We, of course, do not say that the simple caption of the automatic insurance provision, "Automatic Insurance for Newly Acquired Automobiles" and that of the original endorsement "FLEET SCHEDULE" of themselves would justify our construction of the policy. A caption should never of itself be taken to override the intention of the parties to an insurance policy as shown by the provisions and clauses inserted thereunder. Continental Casualty Co. v. Trenner, (U.S. Dist. Ct., Eastern Dist. Pa.), 35 F. Supp. 643, 2 C. C. H. Automobile Cases, 313. These captions, however, read in connection with the clauses inserted under them, aid us in arriving at the intention of the parties.
We have not been unmindful that the tank automobiles used in the service of the two gas companies were subject to severe and gradually destructive use; that at the time the automobile in question was acquired, two of the automobiles then embraced in the policy were in bad condition; and that it was prudent and foresighted for the insured to acquire and keep in reserve at least one automobile available in the event of an emergency which, under the circumstances as disclosed by the record, was inevitable. Surely we should hesitate to penalize a person for his prudence and foresight. In no event should the provisions of an insurance policy be construed so as to effect such a penalty where, under a liberal construction of the policy, the penalty may be avoided. Our construction of the policy, we think, is fully justified under the circumstances and the rules of liberality governing the construction of insurance policies.
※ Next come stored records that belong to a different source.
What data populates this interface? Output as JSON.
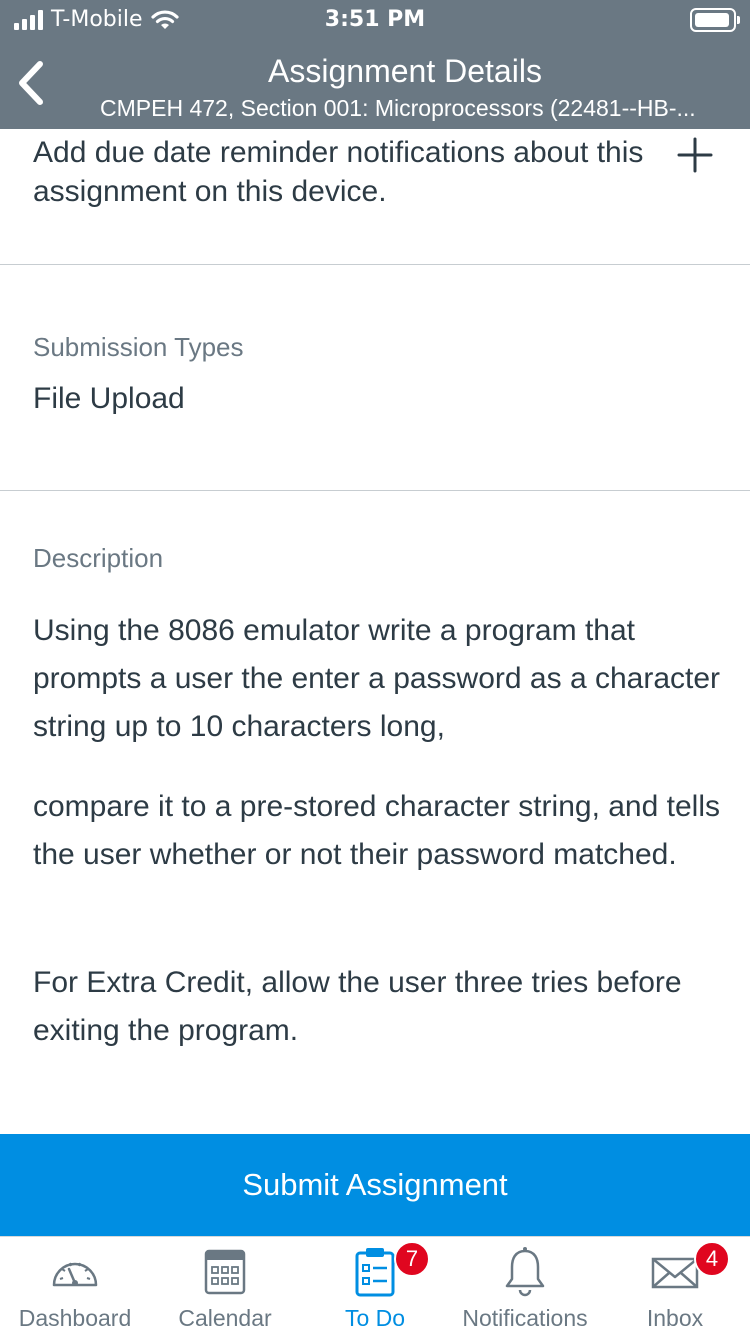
{
  "status_bar": {
    "carrier": "T-Mobile",
    "time": "3:51 PM"
  },
  "nav": {
    "title": "Assignment Details",
    "subtitle": "CMPEH 472, Section 001: Microprocessors (22481--HB-..."
  },
  "reminder": {
    "text": "Add due date reminder notifications about this assignment on this device."
  },
  "submission_types": {
    "label": "Submission Types",
    "value": "File Upload"
  },
  "description": {
    "label": "Description",
    "paragraphs": [
      "Using the 8086 emulator write a program that prompts a user the enter a password as a character string up to 10 characters long,",
      "compare it to a pre-stored character string, and tells the user whether or not their password matched.",
      "For Extra Credit, allow the user three tries before exiting the program."
    ]
  },
  "submit": {
    "label": "Submit Assignment"
  },
  "tabs": [
    {
      "label": "Dashboard",
      "icon": "dashboard-icon",
      "active": false
    },
    {
      "label": "Calendar",
      "icon": "calendar-icon",
      "active": false
    },
    {
      "label": "To Do",
      "icon": "todo-icon",
      "active": true,
      "badge": "7"
    },
    {
      "label": "Notifications",
      "icon": "bell-icon",
      "active": false
    },
    {
      "label": "Inbox",
      "icon": "envelope-icon",
      "active": false,
      "badge": "4"
    }
  ],
  "colors": {
    "header": "#6a7883",
    "accent": "#008ee2",
    "badge": "#e0061f",
    "text": "#2d3b45"
  }
}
Such construction conserves the ends of justice and gives — in all deference to counsel for the insurer — a practical appraisal of the intentions of the parties as expressed in the policy provisions.
We are, therefore, of opinion that the trial court did not err in entering the final judgment complained of and that judgment is affirmed.